The holiday grew out of the fight for safer working conditions for American workers and fair wages and benefits. It also eventually led to the creation of the Labor Department in 1913, a federal regulator whose mission is to support the interests of wage earners, job seekers and retirees.
This year, a hot labor market has been a major focus in the markets, especially as the Federal Reserve pledged to fight rampant inflation until it hits its annual target of 2%, even if that means more pain for households and businesses.
Average hourly wage growth has risen 5% year-on-year this year (see chart), but not enough to keep up with the inflation spike, which has only recently suggested easing, with a slump in energy CL00,
Concerns about a possible recession in the US and job losses have been at the forefront this year, especially as the Fed is expected to raise interest rates until its key rate reaches around 4%, or a level sufficiently “restrictive” to control demand for goods and restrict services. The benchmark rate is now in a range of 2.25% to 2.5%.

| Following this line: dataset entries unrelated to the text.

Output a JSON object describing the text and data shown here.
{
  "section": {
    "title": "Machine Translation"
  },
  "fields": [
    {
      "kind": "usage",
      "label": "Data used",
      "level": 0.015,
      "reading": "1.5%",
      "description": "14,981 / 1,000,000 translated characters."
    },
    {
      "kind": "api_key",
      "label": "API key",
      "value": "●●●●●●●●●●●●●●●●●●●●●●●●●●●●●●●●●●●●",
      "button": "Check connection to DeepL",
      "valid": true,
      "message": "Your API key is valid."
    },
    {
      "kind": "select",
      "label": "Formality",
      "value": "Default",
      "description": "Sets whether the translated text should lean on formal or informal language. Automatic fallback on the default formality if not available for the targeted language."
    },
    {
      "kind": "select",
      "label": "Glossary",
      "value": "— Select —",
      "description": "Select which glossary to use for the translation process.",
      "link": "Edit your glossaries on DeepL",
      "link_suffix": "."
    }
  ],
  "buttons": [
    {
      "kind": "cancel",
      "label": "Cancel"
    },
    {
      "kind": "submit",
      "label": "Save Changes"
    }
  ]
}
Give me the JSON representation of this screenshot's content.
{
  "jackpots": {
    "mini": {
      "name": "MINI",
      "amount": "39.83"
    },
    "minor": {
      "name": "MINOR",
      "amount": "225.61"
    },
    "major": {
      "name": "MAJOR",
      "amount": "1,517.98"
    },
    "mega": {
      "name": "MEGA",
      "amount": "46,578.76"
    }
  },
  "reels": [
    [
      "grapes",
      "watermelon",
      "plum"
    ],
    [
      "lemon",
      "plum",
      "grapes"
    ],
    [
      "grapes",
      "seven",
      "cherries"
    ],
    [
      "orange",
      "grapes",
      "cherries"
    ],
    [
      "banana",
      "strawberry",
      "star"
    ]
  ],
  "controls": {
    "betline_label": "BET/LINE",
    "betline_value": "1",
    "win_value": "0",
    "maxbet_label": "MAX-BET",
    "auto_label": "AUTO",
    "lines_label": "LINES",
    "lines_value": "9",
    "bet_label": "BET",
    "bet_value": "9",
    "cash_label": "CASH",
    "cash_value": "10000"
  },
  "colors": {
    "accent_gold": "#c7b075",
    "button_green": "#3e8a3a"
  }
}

The uncertain background has weighed heavily on equities, with the Dow Jones Industrial Average DJIA,
down nearly 13% from the year to September 1, the S&P 500 index SPX,
down about 17% and the Nasdaq Composite Index COMP,
about 25% lower on the year, according to FactSet.
To see: What history says about September and the stock market running out after the summer bomb
On the other hand, after years of negative global bond yields, the reversal of easy money policy has led to the 10-year Treasury yield TMUBMUSD10Y,
to bounce back to nearly 3.3%, after falling to a year-on-year low below 1.3% in September last year, according to Dow Jones Market Data.
Banks, post office closed for Labor Day
While Labor Day marks a rare day off for the stock market, the U.S. bond market, the Postal Service, and many businesses also close for the day, but pay staff for the holiday.
For all the home hunters still looking for a 30-year mortgage despite rates recently locked at 5.7%, know that banks, including the big ones like JPMorgan Chase & Co. JPM,
also closed for Labor Day.
What’s the next holiday for markets? It’s a long wait for the next big one: Thanksgiving Day, which falls on Thursday, November 24 this year.
Although the Columbus Day bond market kicks off as a recommended holiday on Monday, October 10, US stock exchanges remain open.